## Task directions
How many lines in the records below contain the word "icon"? Reply with that number only.

╭─ Entries provided

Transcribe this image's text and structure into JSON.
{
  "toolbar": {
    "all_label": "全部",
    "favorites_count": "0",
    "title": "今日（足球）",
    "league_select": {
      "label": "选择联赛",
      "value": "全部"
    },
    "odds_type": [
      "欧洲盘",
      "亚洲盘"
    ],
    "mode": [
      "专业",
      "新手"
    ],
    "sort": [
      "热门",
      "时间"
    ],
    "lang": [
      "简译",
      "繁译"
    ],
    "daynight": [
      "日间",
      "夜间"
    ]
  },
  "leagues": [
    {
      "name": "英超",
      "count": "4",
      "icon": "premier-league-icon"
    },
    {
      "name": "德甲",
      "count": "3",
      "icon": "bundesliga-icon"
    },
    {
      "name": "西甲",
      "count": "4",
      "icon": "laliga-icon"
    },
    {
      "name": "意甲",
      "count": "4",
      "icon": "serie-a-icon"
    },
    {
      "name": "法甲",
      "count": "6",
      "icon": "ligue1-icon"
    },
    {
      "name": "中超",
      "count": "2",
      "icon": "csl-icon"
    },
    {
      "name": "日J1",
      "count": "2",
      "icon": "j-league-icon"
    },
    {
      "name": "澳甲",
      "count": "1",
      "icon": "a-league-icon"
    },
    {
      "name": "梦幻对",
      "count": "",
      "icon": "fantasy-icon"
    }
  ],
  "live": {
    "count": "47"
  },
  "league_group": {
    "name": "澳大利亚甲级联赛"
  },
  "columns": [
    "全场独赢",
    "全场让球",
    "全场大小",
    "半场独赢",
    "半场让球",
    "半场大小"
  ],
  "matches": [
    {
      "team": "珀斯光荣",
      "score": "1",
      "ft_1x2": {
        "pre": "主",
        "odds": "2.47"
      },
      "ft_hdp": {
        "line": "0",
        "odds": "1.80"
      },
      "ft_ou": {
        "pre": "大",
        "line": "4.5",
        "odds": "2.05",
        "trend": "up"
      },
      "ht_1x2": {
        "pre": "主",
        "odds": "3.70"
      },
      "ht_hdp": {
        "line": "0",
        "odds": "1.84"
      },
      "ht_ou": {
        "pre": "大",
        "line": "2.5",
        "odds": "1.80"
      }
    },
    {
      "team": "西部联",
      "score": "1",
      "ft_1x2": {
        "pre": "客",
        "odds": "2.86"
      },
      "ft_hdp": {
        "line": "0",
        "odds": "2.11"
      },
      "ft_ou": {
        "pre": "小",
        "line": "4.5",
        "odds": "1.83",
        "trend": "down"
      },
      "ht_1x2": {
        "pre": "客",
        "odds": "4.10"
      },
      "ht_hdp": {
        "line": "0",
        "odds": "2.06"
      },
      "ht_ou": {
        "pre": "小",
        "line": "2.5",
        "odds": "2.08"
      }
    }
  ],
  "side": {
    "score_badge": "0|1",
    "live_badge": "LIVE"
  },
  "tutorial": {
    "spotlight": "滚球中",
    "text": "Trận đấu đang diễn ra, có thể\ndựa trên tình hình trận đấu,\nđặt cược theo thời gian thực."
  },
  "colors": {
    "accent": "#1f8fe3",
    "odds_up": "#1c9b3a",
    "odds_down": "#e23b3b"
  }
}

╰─

## Exercise answer
9